I have watched the Florida flick The Brides Wore Blood dozens of times. I can't begin to tell you why. It's cheap, it's dull, it barely makes any sense. But I keep ... coming ... back. That's one of the reasons I interviewed producer/effects artist/actor Tom Rahner for my upcoming book, and why I was so excited when none other than Fred Olen Ray sent me a quick scan of this newspaper ad for the film's preview screening at the Fernandina Beach Municipal Auditorium and Recreation Center in June 1972.
Unfortunately, the scan is too fuzzy for us to read the accompanying article, but I like the nice big advertisement. The only other screening for this film that we know of was a Midnight show at the University of South Florida in May 1975 as part of the "Head Theater" program.
Fred also claims he used to have some stills from the film, but I've yet to see them. I've pasted the DVD cover below, along with the Goodtimes label VHS cover (I first saw the film via this release, which was available at Kmart for a mere $3 back in the late 1980s), and a few quick screen grabs for your edification.
One thing I noticed when researching my regional horror films book was that there wasn't a lot of paper available promoting the works of Texas filmmaker and comic book legend Pat Boyette. Although there are a few copies of the poster for his lost film The Weird Ones floating around, I had never seen any sort of posters or stills for Dungeon of Harrow/Dungeon of Horror, which has become something of a public domain DVD staple the past few years.
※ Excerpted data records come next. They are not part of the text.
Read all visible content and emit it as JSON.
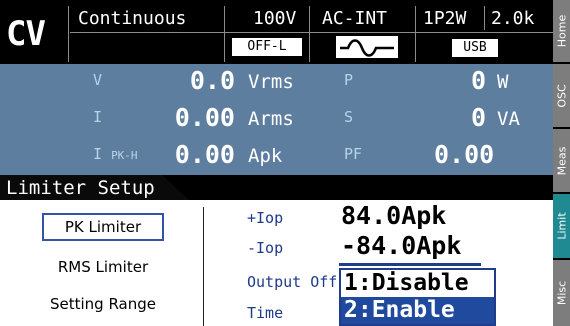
{
  "status": {
    "mode": "CV",
    "waveform_mode": "Continuous",
    "voltage_range": "100V",
    "source": "AC-INT",
    "wiring": "1P2W",
    "load": "2.0k",
    "output_state": "OFF-L",
    "waveform_icon": "sine-wave-icon",
    "interface": "USB"
  },
  "measurements": {
    "left": [
      {
        "label": "V",
        "sub": "",
        "value": "0.0",
        "unit": "Vrms"
      },
      {
        "label": "I",
        "sub": "",
        "value": "0.00",
        "unit": "Arms"
      },
      {
        "label": "I",
        "sub": "PK-H",
        "value": "0.00",
        "unit": "Apk"
      }
    ],
    "right": [
      {
        "label": "P",
        "value": "0",
        "unit": "W"
      },
      {
        "label": "S",
        "value": "0",
        "unit": "VA"
      },
      {
        "label": "PF",
        "value": "0.00",
        "unit": ""
      }
    ]
  },
  "page": {
    "title": "Limiter Setup"
  },
  "menu": {
    "items": [
      "PK Limiter",
      "RMS Limiter",
      "Setting Range"
    ],
    "selected_index": 0
  },
  "params": [
    {
      "label": "+Iop",
      "value": "84.0Apk"
    },
    {
      "label": "-Iop",
      "value": "-84.0Apk"
    },
    {
      "label": "Output Off",
      "value": ""
    },
    {
      "label": "Time",
      "value": ""
    }
  ],
  "dropdown": {
    "options": [
      "1:Disable",
      "2:Enable"
    ],
    "highlighted_index": 1
  },
  "sidetabs": [
    {
      "label": "Home",
      "active": false
    },
    {
      "label": "OSC",
      "active": false
    },
    {
      "label": "Meas",
      "active": false
    },
    {
      "label": "Limit",
      "active": true
    },
    {
      "label": "Misc",
      "active": false
    }
  ],
  "colors": {
    "meas_bg": "#5e7ea0",
    "active_tab": "#1f8a92",
    "inactive_tab": "#7d7d7d",
    "highlight": "#1f4a9e"
  }
}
Thanks to AV Maniacs member D.Wilt of the Mexican Film Bulletin Online (and some other bloggers), we now at least know what the Mexican posters and lobby cards looked like.
The Dead Next Door is a blog about regional or "backyard" horror and science fiction films made from the late 1950s to the earlyl 1990s (and beyond). These films were released during the peak years of independent film production, created by a motley crew of seasoned pros, gifted amateurs, and enthusiastic genre fans, along with dozens of eccentric dreamers -- doctors, lawyers, insurance salesmen, publishers, commercial filmmakers, TV production crews and moonlighting pornographers -- all looking for their big break or a fast buck or both.